*** SUPPLIED INFORMATION

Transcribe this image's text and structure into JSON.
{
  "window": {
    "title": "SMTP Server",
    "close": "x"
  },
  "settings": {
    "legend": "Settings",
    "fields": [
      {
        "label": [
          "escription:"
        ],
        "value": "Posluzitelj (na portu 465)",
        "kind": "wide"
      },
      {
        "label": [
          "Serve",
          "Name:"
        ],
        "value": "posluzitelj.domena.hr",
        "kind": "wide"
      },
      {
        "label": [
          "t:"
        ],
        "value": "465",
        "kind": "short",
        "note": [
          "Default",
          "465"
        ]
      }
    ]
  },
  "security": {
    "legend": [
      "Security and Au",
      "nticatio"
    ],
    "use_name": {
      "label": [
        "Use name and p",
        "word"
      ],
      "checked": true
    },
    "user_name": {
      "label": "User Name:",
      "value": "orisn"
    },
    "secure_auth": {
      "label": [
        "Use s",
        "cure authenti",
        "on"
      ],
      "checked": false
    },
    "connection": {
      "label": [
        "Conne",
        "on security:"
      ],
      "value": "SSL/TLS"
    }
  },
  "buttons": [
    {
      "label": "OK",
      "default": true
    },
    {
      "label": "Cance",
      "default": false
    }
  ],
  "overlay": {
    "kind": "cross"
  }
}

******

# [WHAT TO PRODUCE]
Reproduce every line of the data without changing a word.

# [RESPONSE TO THE TASK]
Transcribe this image's text and structure into JSON.
{
  "window": {
    "title": "SMTP Server",
    "close": "x"
  },
  "settings": {
    "legend": "Settings",
    "fields": [
      {
        "label": [
          "escription:"
        ],
        "value": "Posluzitelj (na portu 465)",
        "kind": "wide"
      },
      {
        "label": [
          "Serve",
          "Name:"
        ],
        "value": "posluzitelj.domena.hr",
        "kind": "wide"
      },
      {
        "label": [
          "t:"
        ],
        "value": "465",
        "kind": "short",
        "note": [
          "Default",
          "465"
        ]
      }
    ]
  },
  "security": {
    "legend": [
      "Security and Au",
      "nticatio"
    ],
    "use_name": {
      "label": [
        "Use name and p",
        "word"
      ],
      "checked": true
    },
    "user_name": {
      "label": "User Name:",
      "value": "orisn"
    },
    "secure_auth": {
      "label": [
        "Use s",
        "cure authenti",
        "on"
      ],
      "checked": false
    },
    "connection": {
      "label": [
        "Conne",
        "on security:"
      ],
      "value": "SSL/TLS"
    }
  },
  "buttons": [
    {
      "label": "OK",
      "default": true
    },
    {
      "label": "Cance",
      "default": false
    }
  ],
  "overlay": {
    "kind": "cross"
  }
}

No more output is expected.